◆ **PROBLEM TO SOLVE**
Every record below should be printed exactly as given.

◆ **INFORMATION**
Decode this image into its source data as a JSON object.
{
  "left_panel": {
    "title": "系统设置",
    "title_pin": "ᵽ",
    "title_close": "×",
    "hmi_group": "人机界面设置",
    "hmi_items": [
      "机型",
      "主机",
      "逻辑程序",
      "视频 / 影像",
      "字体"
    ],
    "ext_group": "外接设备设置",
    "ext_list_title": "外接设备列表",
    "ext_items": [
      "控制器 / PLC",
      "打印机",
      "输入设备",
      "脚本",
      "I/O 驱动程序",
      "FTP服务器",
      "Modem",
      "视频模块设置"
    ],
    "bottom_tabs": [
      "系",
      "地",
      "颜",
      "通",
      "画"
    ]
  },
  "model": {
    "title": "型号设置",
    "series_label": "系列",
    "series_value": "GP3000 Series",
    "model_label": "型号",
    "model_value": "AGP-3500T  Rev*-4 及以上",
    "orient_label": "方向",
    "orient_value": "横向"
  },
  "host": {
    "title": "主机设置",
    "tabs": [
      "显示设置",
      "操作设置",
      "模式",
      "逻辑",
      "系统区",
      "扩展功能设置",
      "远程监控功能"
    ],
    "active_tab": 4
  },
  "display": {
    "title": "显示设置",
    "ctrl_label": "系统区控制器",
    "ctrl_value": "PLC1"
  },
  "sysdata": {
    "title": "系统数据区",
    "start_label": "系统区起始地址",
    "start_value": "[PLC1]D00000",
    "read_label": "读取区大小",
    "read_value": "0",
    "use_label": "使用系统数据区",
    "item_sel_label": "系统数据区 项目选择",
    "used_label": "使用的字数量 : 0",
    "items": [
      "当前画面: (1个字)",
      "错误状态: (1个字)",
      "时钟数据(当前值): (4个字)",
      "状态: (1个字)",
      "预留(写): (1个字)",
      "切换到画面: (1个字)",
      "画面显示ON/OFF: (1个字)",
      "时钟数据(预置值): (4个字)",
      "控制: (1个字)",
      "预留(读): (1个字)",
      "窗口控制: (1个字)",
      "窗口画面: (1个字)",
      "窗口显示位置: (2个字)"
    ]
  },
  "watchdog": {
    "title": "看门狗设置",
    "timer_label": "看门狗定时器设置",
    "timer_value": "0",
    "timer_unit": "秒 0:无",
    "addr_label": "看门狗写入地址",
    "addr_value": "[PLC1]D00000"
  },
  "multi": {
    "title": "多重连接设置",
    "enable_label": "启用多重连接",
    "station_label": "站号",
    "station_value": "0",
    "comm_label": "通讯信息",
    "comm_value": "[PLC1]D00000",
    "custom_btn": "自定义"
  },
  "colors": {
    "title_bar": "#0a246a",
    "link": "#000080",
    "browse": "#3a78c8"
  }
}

◆ **TASK ANSWER**
Decode this image into its source data as a JSON object.
{
  "left_panel": {
    "title": "系统设置",
    "title_pin": "ᵽ",
    "title_close": "×",
    "hmi_group": "人机界面设置",
    "hmi_items": [
      "机型",
      "主机",
      "逻辑程序",
      "视频 / 影像",
      "字体"
    ],
    "ext_group": "外接设备设置",
    "ext_list_title": "外接设备列表",
    "ext_items": [
      "控制器 / PLC",
      "打印机",
      "输入设备",
      "脚本",
      "I/O 驱动程序",
      "FTP服务器",
      "Modem",
      "视频模块设置"
    ],
    "bottom_tabs": [
      "系",
      "地",
      "颜",
      "通",
      "画"
    ]
  },
  "model": {
    "title": "型号设置",
    "series_label": "系列",
    "series_value": "GP3000 Series",
    "model_label": "型号",
    "model_value": "AGP-3500T  Rev*-4 及以上",
    "orient_label": "方向",
    "orient_value": "横向"
  },
  "host": {
    "title": "主机设置",
    "tabs": [
      "显示设置",
      "操作设置",
      "模式",
      "逻辑",
      "系统区",
      "扩展功能设置",
      "远程监控功能"
    ],
    "active_tab": 4
  },
  "display": {
    "title": "显示设置",
    "ctrl_label": "系统区控制器",
    "ctrl_value": "PLC1"
  },
  "sysdata": {
    "title": "系统数据区",
    "start_label": "系统区起始地址",
    "start_value": "[PLC1]D00000",
    "read_label": "读取区大小",
    "read_value": "0",
    "use_label": "使用系统数据区",
    "item_sel_label": "系统数据区 项目选择",
    "used_label": "使用的字数量 : 0",
    "items": [
      "当前画面: (1个字)",
      "错误状态: (1个字)",
      "时钟数据(当前值): (4个字)",
      "状态: (1个字)",
      "预留(写): (1个字)",
      "切换到画面: (1个字)",
      "画面显示ON/OFF: (1个字)",
      "时钟数据(预置值): (4个字)",
      "控制: (1个字)",
      "预留(读): (1个字)",
      "窗口控制: (1个字)",
      "窗口画面: (1个字)",
      "窗口显示位置: (2个字)"
    ]
  },
  "watchdog": {
    "title": "看门狗设置",
    "timer_label": "看门狗定时器设置",
    "timer_value": "0",
    "timer_unit": "秒 0:无",
    "addr_label": "看门狗写入地址",
    "addr_value": "[PLC1]D00000"
  },
  "multi": {
    "title": "多重连接设置",
    "enable_label": "启用多重连接",
    "station_label": "站号",
    "station_value": "0",
    "comm_label": "通讯信息",
    "comm_value": "[PLC1]D00000",
    "custom_btn": "自定义"
  },
  "colors": {
    "title_bar": "#0a246a",
    "link": "#000080",
    "browse": "#3a78c8"
  }
}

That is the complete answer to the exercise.